This will have to remain a puzzle for now, because the most remarkable thing about Reimagining is its nine originals for trio or quartet--so strong in conception and performance it seems only a matter of time before the same sort of consensus Jason Moran inspired a few years ago begins to form around Iyer, who was born in Rochester, New York, in 1971, the son of upper-middle-class Indian immigrants (father a retired research chemist, mother a manager for Xerox).
So they don't have editors at the Voice? Not only is this a textbook run-on sentence, the individual parts of the sentence are pretty badly constructed. And do we really need a parenthetical telling us what Iyer's parents do for a living?
The reviewer saves the review with a quip at the end about "identity jazz":

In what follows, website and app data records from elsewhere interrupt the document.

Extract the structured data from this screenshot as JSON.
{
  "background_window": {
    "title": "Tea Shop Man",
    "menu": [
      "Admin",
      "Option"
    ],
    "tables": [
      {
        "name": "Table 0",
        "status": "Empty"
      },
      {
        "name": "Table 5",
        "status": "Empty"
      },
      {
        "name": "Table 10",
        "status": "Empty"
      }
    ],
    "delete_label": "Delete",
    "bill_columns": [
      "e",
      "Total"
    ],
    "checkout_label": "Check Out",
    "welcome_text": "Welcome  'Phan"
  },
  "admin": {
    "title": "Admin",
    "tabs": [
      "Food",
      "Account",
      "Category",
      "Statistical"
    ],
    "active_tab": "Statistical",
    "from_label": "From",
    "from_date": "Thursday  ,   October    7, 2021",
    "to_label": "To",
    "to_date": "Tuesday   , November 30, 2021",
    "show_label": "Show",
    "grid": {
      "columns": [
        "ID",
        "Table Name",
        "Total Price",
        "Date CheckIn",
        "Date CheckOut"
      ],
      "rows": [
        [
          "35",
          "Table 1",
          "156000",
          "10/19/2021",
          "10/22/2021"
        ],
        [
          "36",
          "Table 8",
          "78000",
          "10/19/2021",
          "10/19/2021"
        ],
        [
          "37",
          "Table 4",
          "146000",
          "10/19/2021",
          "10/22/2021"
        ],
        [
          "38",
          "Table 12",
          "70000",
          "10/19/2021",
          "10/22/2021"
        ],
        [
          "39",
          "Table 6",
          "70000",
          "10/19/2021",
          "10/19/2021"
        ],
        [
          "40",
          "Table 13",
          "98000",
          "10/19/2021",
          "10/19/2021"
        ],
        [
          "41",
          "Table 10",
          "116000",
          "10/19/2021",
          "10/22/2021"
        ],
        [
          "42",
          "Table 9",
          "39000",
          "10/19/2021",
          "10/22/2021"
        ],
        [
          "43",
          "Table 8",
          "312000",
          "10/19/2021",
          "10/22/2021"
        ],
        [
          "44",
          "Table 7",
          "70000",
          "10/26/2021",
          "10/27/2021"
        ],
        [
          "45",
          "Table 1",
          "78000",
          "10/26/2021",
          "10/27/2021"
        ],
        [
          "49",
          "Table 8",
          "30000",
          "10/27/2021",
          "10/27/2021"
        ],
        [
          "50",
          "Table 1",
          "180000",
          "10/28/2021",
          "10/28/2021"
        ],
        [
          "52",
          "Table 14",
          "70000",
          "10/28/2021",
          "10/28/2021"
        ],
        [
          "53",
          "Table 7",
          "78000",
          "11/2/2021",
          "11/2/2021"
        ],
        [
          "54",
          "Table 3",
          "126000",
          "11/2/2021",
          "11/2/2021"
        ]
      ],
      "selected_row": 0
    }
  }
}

A giveaway should have been the unusual number of Indian people who turned out, even if few of them wore kurtas or saris. My only argument with what I'm tempted to call identity jazz is the mistaken belief of some promoters that the way to lure more people to jazz is to convince audiences that it's about them. The Polish-speaking immigrants I see at Tomasz Stanko are no more likely to show up for David S. Ware than the lesbian reconstructionist rabbi I recognized at a performance of Stephen Bernstein's Diaspora Blues--and African American musicians are suddenly the ones left out in the cold. For all of that, the music itself can be pretty heady stuff, especially when driven by an honest desire to come to terms with a forgotten or long-taken-for-granted cultural heritage. In the Dakshina Ensemble, the two saxophonists found a common tongue in B-flat. That's a natural setting for the bluesy, speech-inflected Mahanthappa. But it's also Gopalnath's sruti, or favored key.
It's still a little muddled, and more than a little name-droppy (Voice writers can't seem to help themselves on this). But you get the idea.
Not that the idea makes any sense, of course. Arguably, African-American jazz has always been "identity jazz," only caucasian audiences have found ways to overlook it. What's new here is, it's a different "identity."
[I did an earlier post on Vijay Iyer here]